Visit Selma Goode in her one-story Redford home and it becomes clear quickly that at 96 years old, she is purpose-driven, patient and proud of Westside Mothers, the organization she founded in 1966.
Visit Selma Goode on the third floor of the Walter P. Reuther Library — in archives of onion skin, facsimile, carbon copies and meeting agendas annotated in cursive — and it becomes clear quickly that she is a powerhouse.
Of course, Detroit Jews For Justice is not honoring Selma Goode because she is diminutive and doting. They are bestowing the inaugural Myra Wolfgang Award on her because she is a world-class community organizer, an ally and advocate who harnessed the political power of a population at its most vulnerable, marginal and aspirational: poor moms.
Selma grew up in Richmond, Mich., a town of 1,400 people where her father retained his Orthodox observance, dealing scrap metal and making his own wine (“I thought it was good”) during Prohibition. He died before she graduated from high school, after which the family moved to Detroit.
Selma’s job as a mother of four overlapped with and informed her career as an activist. In person, she marks milestones based on the age of her youngest daughter, Julia. In archives, you date her efforts by the letterhead of those whose attention and respect she commanded — Gov. Jim Blanchard, gubernatorial candidate Sander Levin, City Council Presidents Maryann Mahaffey and Gil Hill, State Rep. Kwame M. Kilpatrick.
In 1963, the year before Julia was born, Selma and her husband, Bill, approached local Jewish institutions about welcoming Martin Luther King Jr. to Detroit. Bill worked for the Jewish Labor Committee and Selma was involved with the Congress of Racial Equality (CORE). The Anti-Defamation League objected and ultimately refused for fear that the Walk to Freedom down Woodward Avenue would lead to rioting.
Undeterred, Selma and other CORE members worked with Rev. C.L. Franklin to dispel rumors that people were planning to bring guns to the March, which ultimately was both the picture of peaceful assembly and the first iteration of Dr. King’s I Have A Dream speech.
The civil rights movement motivated Selma, in her capacity as research director for CORE, to organize “ADC Moms,” mothers receiving Aid for Dependent Children. She made three critical mistakes whose lessons informed the next 50 years of her work.
1. Know your audience. Selma could not understand why the turnout was so low at the initial parlor meetings until someone explained to her that they were not comfortable in other people’s houses and, furthermore, wanted a space to meet outside the home.
Once the meetings moved, the CORE office attendance grew rapidly and led to the creation, constitution and membership structure of Westside Mothers, a welfare rights organization.
2. Get out of their way. At an early meeting, Selma presented a problem she was confident would gain consensus and momentum: the absence of a park for children in the area.
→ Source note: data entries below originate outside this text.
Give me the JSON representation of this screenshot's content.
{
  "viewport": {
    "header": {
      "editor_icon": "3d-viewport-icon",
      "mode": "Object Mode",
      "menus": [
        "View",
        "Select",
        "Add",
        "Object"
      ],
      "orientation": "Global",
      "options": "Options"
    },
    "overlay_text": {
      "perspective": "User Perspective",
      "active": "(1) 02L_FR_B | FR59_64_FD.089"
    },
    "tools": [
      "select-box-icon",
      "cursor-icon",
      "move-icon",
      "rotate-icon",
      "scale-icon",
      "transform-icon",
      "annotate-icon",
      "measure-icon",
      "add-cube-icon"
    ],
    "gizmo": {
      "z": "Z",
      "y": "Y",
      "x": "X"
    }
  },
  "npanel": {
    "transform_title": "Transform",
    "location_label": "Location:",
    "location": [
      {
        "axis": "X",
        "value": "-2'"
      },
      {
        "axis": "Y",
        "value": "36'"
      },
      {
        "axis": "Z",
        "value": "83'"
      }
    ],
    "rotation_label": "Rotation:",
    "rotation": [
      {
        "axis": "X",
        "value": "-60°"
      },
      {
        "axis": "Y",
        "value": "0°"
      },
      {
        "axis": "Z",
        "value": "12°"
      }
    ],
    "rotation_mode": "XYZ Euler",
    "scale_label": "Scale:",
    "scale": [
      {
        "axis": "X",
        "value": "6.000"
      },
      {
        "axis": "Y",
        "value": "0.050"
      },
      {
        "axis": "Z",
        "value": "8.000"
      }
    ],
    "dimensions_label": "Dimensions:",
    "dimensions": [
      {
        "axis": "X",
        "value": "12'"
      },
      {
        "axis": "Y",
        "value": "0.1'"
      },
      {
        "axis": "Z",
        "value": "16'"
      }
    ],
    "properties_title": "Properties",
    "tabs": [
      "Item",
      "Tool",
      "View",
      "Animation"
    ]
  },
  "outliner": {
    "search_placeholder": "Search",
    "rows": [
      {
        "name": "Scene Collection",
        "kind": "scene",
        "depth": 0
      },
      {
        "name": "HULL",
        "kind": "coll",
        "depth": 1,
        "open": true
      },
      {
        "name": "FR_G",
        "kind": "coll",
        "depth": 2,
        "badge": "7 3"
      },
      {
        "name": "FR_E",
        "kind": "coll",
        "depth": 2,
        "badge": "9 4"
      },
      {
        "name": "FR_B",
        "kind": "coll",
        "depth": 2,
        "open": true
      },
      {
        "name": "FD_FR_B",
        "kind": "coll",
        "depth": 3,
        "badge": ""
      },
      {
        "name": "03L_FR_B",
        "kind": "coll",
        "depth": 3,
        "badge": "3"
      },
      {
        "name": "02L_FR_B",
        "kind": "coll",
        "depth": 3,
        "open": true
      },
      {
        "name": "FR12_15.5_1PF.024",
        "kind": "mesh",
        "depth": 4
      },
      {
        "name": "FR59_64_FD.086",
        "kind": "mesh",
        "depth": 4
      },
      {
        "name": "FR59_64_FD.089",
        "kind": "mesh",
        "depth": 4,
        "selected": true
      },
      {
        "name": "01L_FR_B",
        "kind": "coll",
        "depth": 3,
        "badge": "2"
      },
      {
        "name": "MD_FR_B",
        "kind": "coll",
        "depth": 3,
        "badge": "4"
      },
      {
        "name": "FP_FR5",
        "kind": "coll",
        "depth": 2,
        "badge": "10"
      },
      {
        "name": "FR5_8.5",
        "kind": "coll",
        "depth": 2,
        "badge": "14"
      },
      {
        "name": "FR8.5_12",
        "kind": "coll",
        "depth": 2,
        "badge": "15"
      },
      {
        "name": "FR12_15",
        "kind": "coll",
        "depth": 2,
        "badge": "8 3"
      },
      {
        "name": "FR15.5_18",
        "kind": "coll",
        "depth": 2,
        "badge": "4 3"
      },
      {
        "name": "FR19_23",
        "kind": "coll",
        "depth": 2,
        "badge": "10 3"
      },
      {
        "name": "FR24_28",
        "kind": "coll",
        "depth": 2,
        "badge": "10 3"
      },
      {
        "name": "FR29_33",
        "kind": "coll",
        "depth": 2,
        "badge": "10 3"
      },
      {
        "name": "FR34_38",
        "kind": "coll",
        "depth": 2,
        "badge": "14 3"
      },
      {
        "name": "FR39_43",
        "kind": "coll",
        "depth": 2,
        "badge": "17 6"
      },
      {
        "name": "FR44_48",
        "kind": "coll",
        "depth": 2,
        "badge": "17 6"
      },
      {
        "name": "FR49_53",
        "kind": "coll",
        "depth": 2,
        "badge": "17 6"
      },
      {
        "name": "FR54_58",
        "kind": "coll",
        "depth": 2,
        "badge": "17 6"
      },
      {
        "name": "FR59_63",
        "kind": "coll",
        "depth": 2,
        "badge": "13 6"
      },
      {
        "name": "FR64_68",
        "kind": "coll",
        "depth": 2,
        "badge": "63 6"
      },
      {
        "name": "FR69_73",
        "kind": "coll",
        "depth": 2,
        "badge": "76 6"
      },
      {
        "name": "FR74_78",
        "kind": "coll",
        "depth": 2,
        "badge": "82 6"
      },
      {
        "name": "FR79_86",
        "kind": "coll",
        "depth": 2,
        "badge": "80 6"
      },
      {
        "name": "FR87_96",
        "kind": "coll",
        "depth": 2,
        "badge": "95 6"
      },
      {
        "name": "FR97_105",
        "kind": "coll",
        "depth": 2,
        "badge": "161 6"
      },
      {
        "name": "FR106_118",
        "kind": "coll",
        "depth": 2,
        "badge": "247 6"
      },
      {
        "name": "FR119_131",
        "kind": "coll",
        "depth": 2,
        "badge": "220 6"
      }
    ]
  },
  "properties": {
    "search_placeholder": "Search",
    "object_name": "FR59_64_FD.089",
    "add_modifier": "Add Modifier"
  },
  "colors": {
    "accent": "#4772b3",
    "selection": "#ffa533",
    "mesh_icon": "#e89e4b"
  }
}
The women in attendance acknowledged her politely before coalescing around a salient issue of their own.
Detroit Edison, Michigan Consolidated Gas Company (MichCon) and Michigan Bell were putting up structural barriers to families when they most needed reliable utilities. The hefty deposit for new customers, rigid billing practices and bureaucratic penalties — all by regulated utilities — put low-income families at undue risk of being cut off and left out in the cold.
3. Nothing about us without us. The University of Detroit law clinic agreed to represent Westside Moms in their action against the utilities. After U of D secured power of attorney and reached a serviceable settlement without consulting with their clients, Westside Moms fired them and rejected the settlement. Instead, they worked directly with the Public Service Commission for more favorable terms with Detroit Edison.
Westside Mothers went on to win one lawsuit after another, securing, among other things, an annual clothing allowance, standardized criteria for free school lunches and rules prohibiting schools from using “dry lunch” as a way to punish misbehaving students.
Selma never represented Westside Moms without at least one of them present and empowered to speak to her own experiences.
For all its judicial and regulatory success, Westside Moms was just as persistent in the court of public opinion. They picketed Michcon for weeks before securing a first-of-its-kind payment play for ADC families that guaranteed no shutoffs for participants.
In 1981 (“Julia was 17”), Westside Mothers marched 100 miles to Lansing to prevent welfare payments from being cut 5 percent. “Hello, Mrs. Goode,” Gov. Milliken’s plain-clothes bodyguards would say with grudging respect and peace of mind that her stated goal to “hound Milliken to death” was figurative.
To boot, Selma wrote the editors of the Detroit Free Press, “We do need ‘reform’ in the food stamp program. Get rid of the phonies, who exist more in President Ford’s imagination than in reality … but make food stamps available to those in need. That $50 a month bonus for a low-income family can be just enough to keep a family together.”
At its peak, Westside Mothers boasted 2,500 dues-paying members, whose advocacy has touched millions of lives. All the more remarkable to have captured such solidarity among the sick and tired — parents who just want their kids to have a chance at a better life. Parents who needed to hear the hook from Westside Mothers’ print materials and Selma’s stories so they could move from the singular to the plural:
“No problem is more important than yours …”